#### EXERCISE REQUIREMENTS:
Make an exact copy of every record that follows.

#### EXCERPTED RECORDS:

=======

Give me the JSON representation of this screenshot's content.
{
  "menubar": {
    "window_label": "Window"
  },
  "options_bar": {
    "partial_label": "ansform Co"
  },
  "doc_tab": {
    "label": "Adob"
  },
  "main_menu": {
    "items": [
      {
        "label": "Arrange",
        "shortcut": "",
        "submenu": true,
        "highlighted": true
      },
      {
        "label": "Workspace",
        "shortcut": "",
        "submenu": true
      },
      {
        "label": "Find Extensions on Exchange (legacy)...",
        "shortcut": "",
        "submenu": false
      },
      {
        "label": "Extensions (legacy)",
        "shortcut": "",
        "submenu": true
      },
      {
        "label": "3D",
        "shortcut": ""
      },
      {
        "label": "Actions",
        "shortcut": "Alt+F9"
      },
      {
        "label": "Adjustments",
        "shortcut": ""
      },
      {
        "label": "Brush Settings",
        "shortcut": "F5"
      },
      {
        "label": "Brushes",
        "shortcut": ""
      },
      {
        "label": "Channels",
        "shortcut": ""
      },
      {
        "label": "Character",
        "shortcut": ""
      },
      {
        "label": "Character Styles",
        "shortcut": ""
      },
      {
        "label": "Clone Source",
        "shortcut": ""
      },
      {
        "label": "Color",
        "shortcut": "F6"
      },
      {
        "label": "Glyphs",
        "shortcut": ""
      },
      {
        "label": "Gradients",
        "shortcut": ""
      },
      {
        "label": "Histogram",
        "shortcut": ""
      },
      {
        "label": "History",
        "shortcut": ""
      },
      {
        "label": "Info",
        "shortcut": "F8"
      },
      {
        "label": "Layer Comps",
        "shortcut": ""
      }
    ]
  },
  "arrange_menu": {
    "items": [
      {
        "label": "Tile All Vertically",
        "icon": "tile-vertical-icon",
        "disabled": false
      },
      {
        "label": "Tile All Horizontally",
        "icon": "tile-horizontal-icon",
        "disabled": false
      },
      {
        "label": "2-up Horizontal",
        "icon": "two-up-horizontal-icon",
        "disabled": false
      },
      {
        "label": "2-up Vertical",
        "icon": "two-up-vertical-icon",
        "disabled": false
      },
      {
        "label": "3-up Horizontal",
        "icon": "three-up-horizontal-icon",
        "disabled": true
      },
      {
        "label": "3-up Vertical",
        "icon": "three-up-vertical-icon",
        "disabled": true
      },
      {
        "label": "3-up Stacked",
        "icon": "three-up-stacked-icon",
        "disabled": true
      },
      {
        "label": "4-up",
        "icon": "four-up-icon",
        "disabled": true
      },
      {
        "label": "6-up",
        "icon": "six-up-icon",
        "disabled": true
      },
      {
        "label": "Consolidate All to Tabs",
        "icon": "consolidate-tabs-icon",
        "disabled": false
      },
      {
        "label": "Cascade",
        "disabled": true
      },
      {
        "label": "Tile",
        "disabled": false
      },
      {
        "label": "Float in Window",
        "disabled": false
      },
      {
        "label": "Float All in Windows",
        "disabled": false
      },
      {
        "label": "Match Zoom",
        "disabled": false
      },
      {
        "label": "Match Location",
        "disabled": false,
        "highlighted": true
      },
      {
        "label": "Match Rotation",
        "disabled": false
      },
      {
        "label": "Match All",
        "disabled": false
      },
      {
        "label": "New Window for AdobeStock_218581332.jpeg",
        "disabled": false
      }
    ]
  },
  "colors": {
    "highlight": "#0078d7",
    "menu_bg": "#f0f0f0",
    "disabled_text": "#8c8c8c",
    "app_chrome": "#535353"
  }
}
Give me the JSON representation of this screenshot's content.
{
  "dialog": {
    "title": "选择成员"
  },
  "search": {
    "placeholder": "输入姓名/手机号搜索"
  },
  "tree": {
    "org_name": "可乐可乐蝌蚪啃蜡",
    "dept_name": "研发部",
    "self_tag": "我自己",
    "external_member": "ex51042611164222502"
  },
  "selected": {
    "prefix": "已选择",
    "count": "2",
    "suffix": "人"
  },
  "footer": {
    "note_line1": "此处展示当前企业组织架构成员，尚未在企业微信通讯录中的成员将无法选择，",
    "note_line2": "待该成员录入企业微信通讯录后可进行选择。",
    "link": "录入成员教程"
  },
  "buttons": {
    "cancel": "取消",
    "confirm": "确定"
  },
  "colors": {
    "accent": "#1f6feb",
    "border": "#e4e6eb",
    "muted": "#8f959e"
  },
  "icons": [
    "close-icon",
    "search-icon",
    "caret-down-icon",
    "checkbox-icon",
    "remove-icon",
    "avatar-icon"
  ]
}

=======

#### EXERCISE SOLUTION:
Give me the JSON representation of this screenshot's content.
{
  "menubar": {
    "window_label": "Window"
  },
  "options_bar": {
    "partial_label": "ansform Co"
  },
  "doc_tab": {
    "label": "Adob"
  },
  "main_menu": {
    "items": [
      {
        "label": "Arrange",
        "shortcut": "",
        "submenu": true,
        "highlighted": true
      },
      {
        "label": "Workspace",
        "shortcut": "",
        "submenu": true
      },
      {
        "label": "Find Extensions on Exchange (legacy)...",
        "shortcut": "",
        "submenu": false
      },
      {
        "label": "Extensions (legacy)",
        "shortcut": "",
        "submenu": true
      },
      {
        "label": "3D",
        "shortcut": ""
      },
      {
        "label": "Actions",
        "shortcut": "Alt+F9"
      },
      {
        "label": "Adjustments",
        "shortcut": ""
      },
      {
        "label": "Brush Settings",
        "shortcut": "F5"
      },
      {
        "label": "Brushes",
        "shortcut": ""
      },
      {
        "label": "Channels",
        "shortcut": ""
      },
      {
        "label": "Character",
        "shortcut": ""
      },
      {
        "label": "Character Styles",
        "shortcut": ""
      },
      {
        "label": "Clone Source",
        "shortcut": ""
      },
      {
        "label": "Color",
        "shortcut": "F6"
      },
      {
        "label": "Glyphs",
        "shortcut": ""
      },
      {
        "label": "Gradients",
        "shortcut": ""
      },
      {
        "label": "Histogram",
        "shortcut": ""
      },
      {
        "label": "History",
        "shortcut": ""
      },
      {
        "label": "Info",
        "shortcut": "F8"
      },
      {
        "label": "Layer Comps",
        "shortcut": ""
      }
    ]
  },
  "arrange_menu": {
    "items": [
      {
        "label": "Tile All Vertically",
        "icon": "tile-vertical-icon",
        "disabled": false
      },
      {
        "label": "Tile All Horizontally",
        "icon": "tile-horizontal-icon",
        "disabled": false
      },
      {
        "label": "2-up Horizontal",
        "icon": "two-up-horizontal-icon",
        "disabled": false
      },
      {
        "label": "2-up Vertical",
        "icon": "two-up-vertical-icon",
        "disabled": false
      },
      {
        "label": "3-up Horizontal",
        "icon": "three-up-horizontal-icon",
        "disabled": true
      },
      {
        "label": "3-up Vertical",
        "icon": "three-up-vertical-icon",
        "disabled": true
      },
      {
        "label": "3-up Stacked",
        "icon": "three-up-stacked-icon",
        "disabled": true
      },
      {
        "label": "4-up",
        "icon": "four-up-icon",
        "disabled": true
      },
      {
        "label": "6-up",
        "icon": "six-up-icon",
        "disabled": true
      },
      {
        "label": "Consolidate All to Tabs",
        "icon": "consolidate-tabs-icon",
        "disabled": false
      },
      {
        "label": "Cascade",
        "disabled": true
      },
      {
        "label": "Tile",
        "disabled": false
      },
      {
        "label": "Float in Window",
        "disabled": false
      },
      {
        "label": "Float All in Windows",
        "disabled": false
      },
      {
        "label": "Match Zoom",
        "disabled": false
      },
      {
        "label": "Match Location",
        "disabled": false,
        "highlighted": true
      },
      {
        "label": "Match Rotation",
        "disabled": false
      },
      {
        "label": "Match All",
        "disabled": false
      },
      {
        "label": "New Window for AdobeStock_218581332.jpeg",
        "disabled": false
      }
    ]
  },
  "colors": {
    "highlight": "#0078d7",
    "menu_bg": "#f0f0f0",
    "disabled_text": "#8c8c8c",
    "app_chrome": "#535353"
  }
}
Give me the JSON representation of this screenshot's content.
{
  "dialog": {
    "title": "选择成员"
  },
  "search": {
    "placeholder": "输入姓名/手机号搜索"
  },
  "tree": {
    "org_name": "可乐可乐蝌蚪啃蜡",
    "dept_name": "研发部",
    "self_tag": "我自己",
    "external_member": "ex51042611164222502"
  },
  "selected": {
    "prefix": "已选择",
    "count": "2",
    "suffix": "人"
  },
  "footer": {
    "note_line1": "此处展示当前企业组织架构成员，尚未在企业微信通讯录中的成员将无法选择，",
    "note_line2": "待该成员录入企业微信通讯录后可进行选择。",
    "link": "录入成员教程"
  },
  "buttons": {
    "cancel": "取消",
    "confirm": "确定"
  },
  "colors": {
    "accent": "#1f6feb",
    "border": "#e4e6eb",
    "muted": "#8f959e"
  },
  "icons": [
    "close-icon",
    "search-icon",
    "caret-down-icon",
    "checkbox-icon",
    "remove-icon",
    "avatar-icon"
  ]
}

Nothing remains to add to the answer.